**Your instructions:** In the entries below, find every line with the string "legend" and copy it.

Content starts

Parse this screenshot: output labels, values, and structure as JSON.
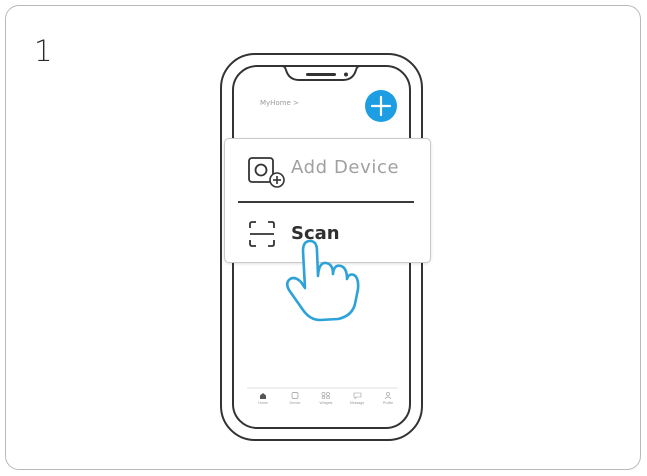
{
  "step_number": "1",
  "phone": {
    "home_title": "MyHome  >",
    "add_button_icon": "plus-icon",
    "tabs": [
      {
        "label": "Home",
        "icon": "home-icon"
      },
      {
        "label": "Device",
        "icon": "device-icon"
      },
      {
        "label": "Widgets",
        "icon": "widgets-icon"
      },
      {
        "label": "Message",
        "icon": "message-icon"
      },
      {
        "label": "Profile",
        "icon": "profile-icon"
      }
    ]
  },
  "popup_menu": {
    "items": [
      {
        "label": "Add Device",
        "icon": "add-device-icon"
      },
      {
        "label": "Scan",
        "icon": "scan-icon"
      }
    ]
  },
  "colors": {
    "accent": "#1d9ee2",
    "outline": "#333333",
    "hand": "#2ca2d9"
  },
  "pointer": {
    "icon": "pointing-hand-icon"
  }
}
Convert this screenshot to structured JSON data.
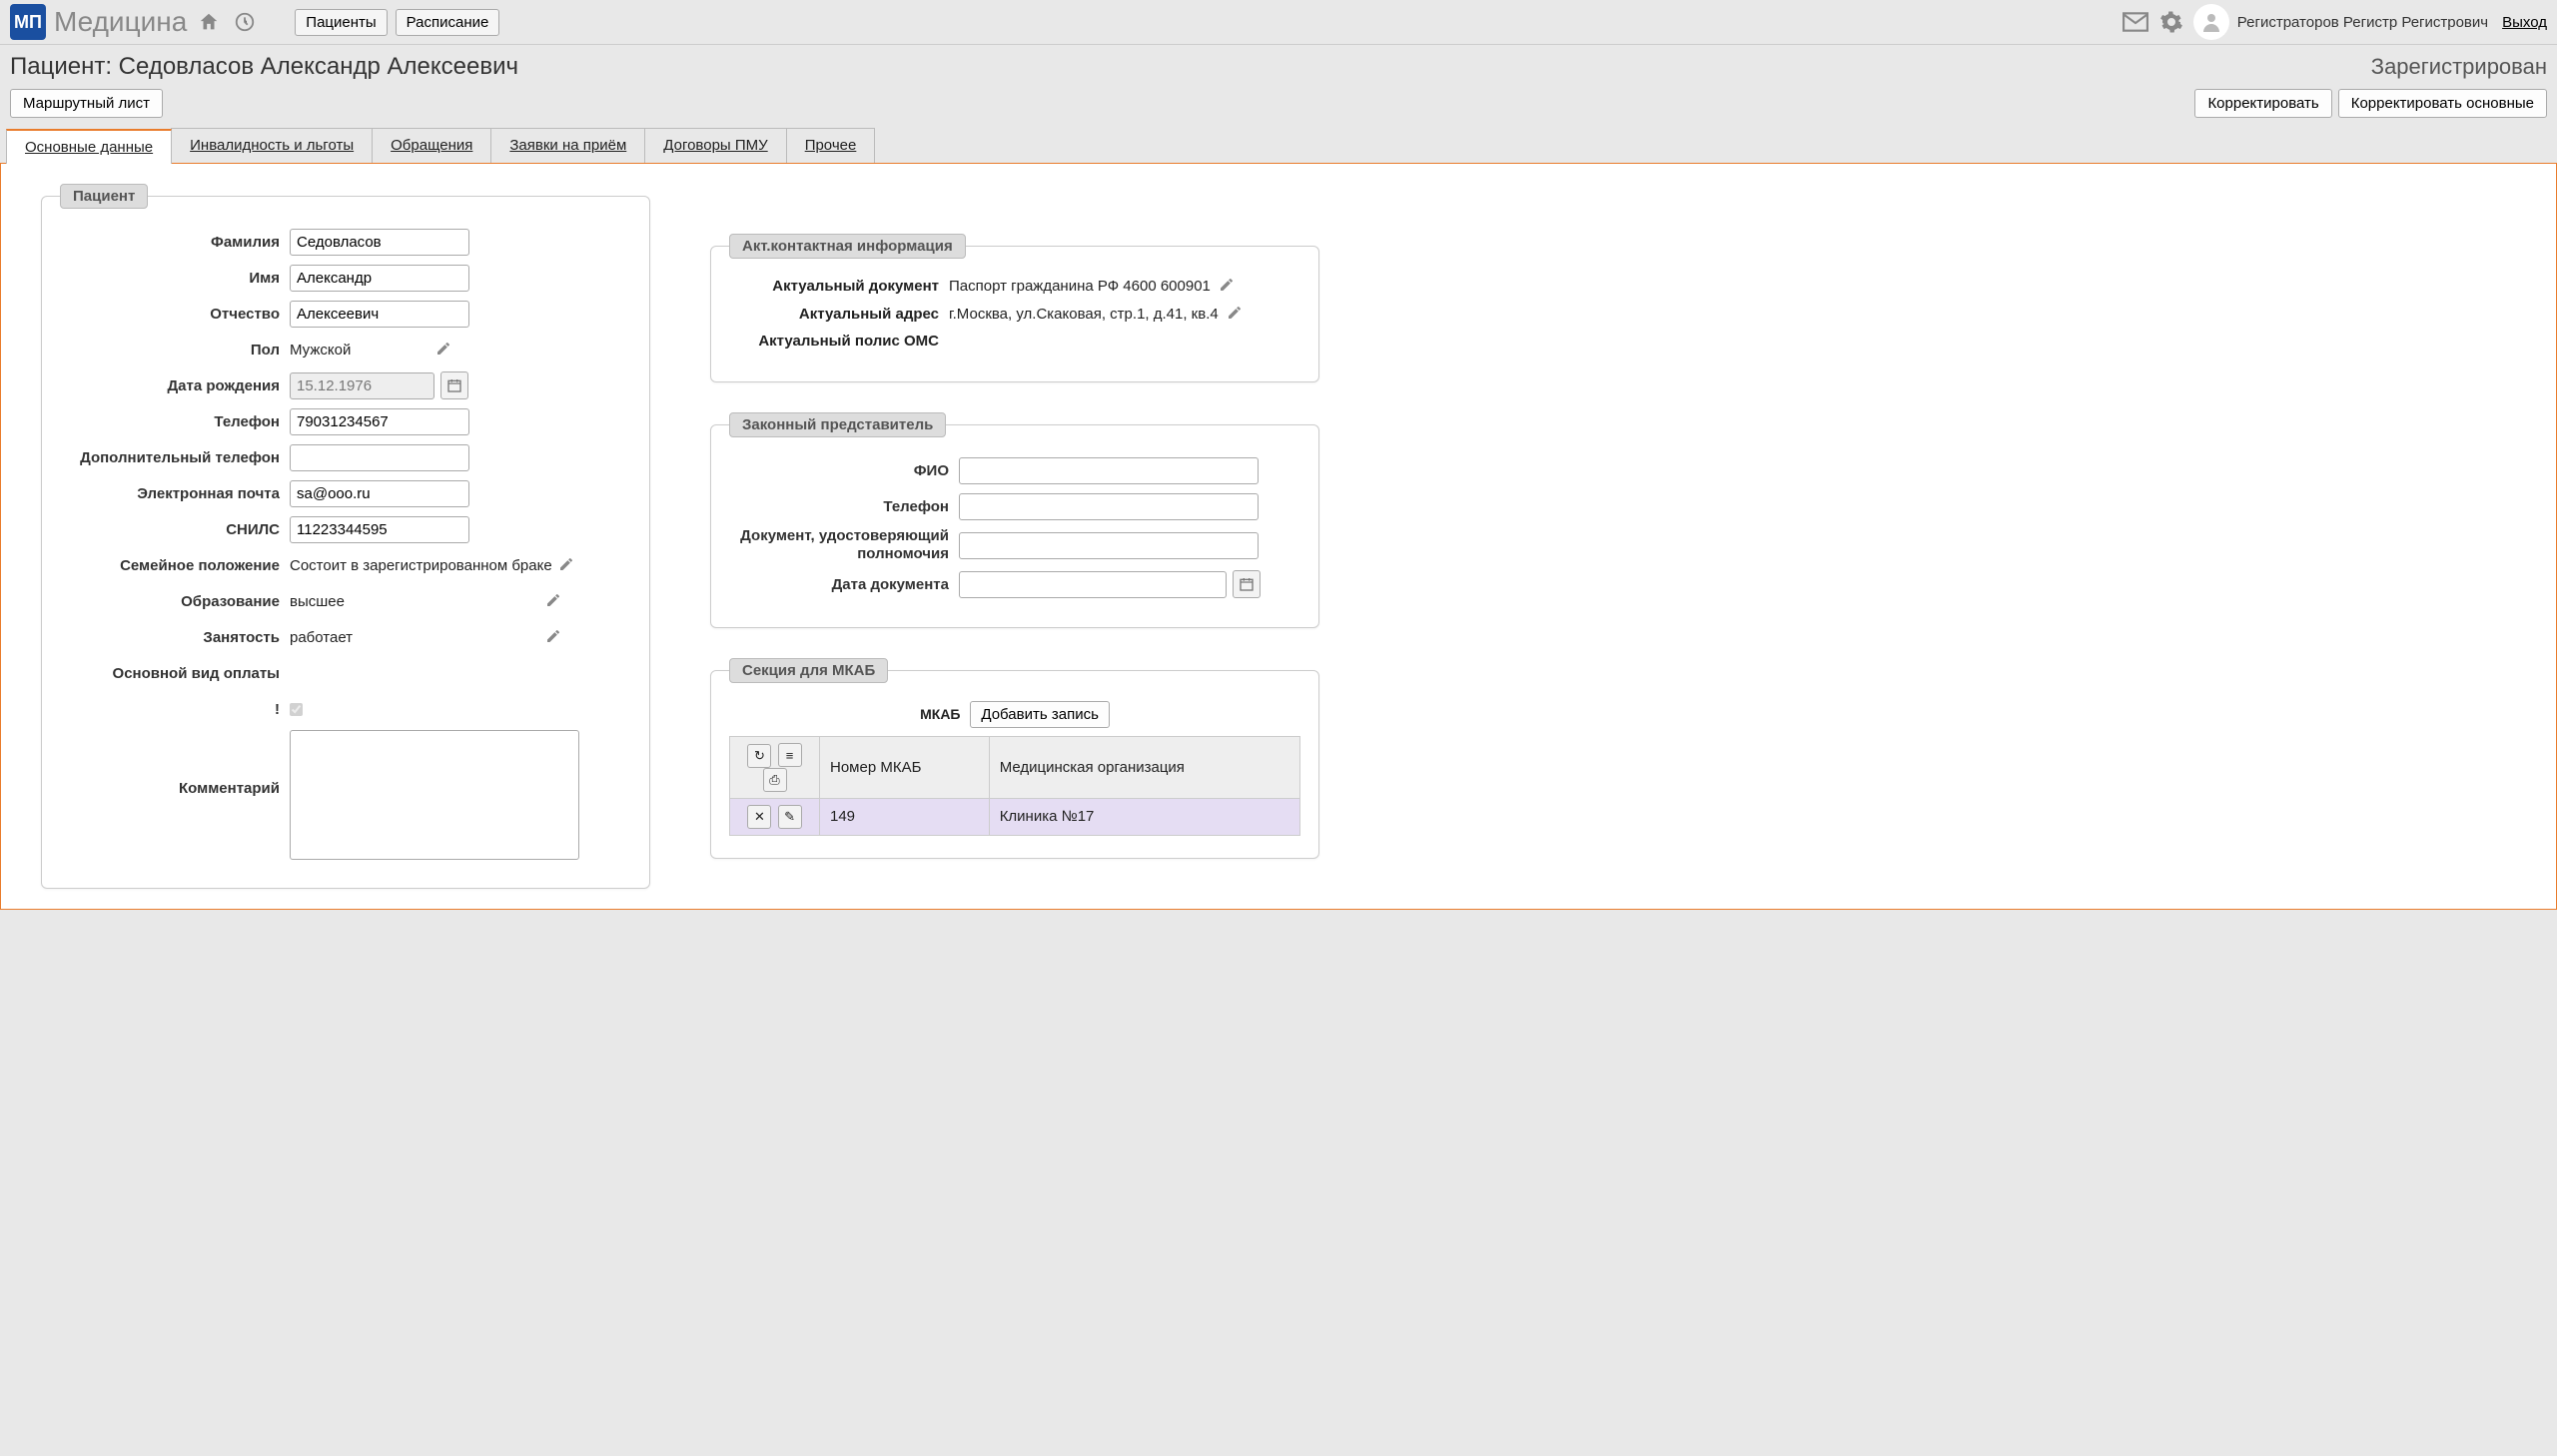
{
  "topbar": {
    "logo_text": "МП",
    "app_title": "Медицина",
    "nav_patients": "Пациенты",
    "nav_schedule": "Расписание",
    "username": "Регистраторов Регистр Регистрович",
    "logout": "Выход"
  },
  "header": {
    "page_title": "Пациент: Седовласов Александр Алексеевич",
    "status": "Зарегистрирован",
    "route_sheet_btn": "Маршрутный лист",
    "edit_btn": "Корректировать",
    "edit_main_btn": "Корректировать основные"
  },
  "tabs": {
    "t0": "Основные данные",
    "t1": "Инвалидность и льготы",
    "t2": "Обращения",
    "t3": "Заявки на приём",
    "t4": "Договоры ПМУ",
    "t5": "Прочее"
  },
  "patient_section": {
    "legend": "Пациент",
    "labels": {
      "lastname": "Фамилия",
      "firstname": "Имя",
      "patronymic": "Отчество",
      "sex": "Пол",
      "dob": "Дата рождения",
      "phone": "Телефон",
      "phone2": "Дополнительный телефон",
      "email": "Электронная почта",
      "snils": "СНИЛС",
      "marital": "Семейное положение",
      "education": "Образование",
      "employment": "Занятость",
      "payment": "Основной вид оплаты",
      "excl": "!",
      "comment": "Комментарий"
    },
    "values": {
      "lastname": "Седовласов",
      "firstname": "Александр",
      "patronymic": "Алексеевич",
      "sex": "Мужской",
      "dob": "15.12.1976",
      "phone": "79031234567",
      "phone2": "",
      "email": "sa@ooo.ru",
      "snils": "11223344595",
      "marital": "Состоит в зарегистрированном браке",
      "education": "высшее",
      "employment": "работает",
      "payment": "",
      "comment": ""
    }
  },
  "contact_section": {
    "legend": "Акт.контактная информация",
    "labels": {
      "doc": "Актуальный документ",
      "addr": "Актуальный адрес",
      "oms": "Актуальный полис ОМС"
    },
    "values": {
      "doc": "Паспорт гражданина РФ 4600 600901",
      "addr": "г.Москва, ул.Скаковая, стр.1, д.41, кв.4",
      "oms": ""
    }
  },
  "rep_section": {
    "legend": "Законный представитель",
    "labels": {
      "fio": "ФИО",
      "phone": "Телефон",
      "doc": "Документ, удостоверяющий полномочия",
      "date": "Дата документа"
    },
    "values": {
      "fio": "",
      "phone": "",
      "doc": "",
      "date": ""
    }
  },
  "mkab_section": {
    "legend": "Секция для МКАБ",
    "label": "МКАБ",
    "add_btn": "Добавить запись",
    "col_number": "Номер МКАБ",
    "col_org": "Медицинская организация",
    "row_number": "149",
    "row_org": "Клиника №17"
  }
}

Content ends
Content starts

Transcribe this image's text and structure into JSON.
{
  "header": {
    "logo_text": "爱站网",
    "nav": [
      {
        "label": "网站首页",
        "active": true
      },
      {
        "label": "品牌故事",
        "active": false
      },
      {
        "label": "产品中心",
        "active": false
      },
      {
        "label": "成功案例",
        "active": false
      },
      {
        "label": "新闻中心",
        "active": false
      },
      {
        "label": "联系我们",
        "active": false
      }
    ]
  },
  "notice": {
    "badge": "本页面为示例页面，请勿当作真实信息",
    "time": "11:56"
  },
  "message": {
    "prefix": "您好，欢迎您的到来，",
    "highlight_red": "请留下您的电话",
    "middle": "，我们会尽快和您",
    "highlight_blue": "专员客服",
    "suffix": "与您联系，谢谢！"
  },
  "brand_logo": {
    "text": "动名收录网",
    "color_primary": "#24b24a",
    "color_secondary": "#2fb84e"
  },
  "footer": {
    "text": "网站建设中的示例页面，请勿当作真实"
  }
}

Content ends
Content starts

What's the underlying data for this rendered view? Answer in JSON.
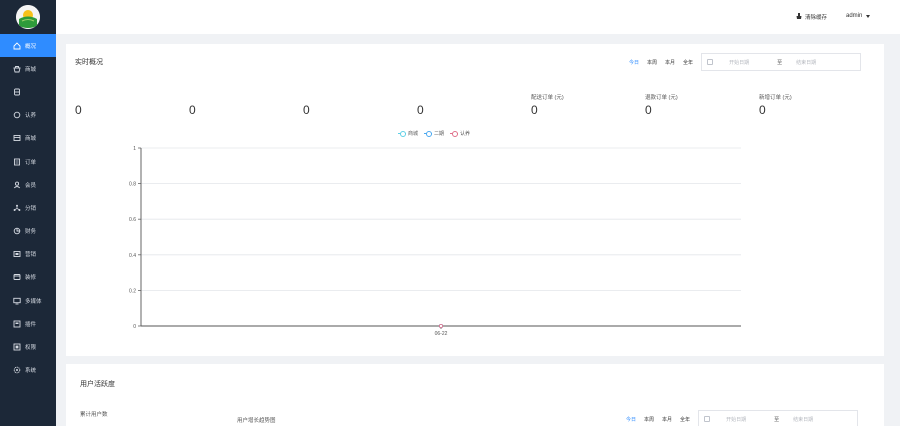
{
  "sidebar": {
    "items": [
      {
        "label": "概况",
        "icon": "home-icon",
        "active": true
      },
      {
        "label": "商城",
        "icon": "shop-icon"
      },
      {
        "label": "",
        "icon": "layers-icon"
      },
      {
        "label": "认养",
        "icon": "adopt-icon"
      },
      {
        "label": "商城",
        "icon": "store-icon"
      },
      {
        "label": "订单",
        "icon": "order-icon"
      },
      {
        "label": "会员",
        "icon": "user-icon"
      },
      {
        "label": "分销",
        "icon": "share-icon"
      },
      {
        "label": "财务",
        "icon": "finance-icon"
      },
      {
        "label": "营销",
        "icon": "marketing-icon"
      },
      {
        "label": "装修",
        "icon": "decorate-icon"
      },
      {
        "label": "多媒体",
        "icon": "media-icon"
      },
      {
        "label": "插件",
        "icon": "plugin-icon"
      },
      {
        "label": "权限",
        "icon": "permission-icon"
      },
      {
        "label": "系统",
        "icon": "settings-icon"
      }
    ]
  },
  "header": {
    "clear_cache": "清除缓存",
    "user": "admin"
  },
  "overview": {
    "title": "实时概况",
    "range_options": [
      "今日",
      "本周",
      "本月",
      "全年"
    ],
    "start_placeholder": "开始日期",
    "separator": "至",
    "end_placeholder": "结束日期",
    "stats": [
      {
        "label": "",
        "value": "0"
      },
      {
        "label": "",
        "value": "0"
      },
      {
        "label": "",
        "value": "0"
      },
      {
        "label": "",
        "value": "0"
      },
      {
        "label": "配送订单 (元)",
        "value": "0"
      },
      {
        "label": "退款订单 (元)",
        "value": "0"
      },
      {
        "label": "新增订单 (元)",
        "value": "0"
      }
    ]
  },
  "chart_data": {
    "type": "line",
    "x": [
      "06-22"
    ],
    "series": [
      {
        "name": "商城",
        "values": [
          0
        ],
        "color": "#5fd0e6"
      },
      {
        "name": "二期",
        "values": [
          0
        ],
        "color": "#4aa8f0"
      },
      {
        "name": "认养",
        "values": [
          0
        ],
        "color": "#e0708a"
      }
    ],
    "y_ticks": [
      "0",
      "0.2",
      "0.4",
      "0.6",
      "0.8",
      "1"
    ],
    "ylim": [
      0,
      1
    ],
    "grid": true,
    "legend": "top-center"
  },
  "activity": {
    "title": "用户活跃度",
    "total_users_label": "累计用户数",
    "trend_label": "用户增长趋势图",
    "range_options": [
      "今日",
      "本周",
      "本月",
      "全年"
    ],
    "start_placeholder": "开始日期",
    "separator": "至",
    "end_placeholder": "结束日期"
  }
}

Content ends

**Solution below:**
    "legend": "Пациент",
    "legend": "Акт.контактная информация",
    "legend": "Законный представитель",
    "legend": "Секция для МКАБ",
    "legend": "top-center"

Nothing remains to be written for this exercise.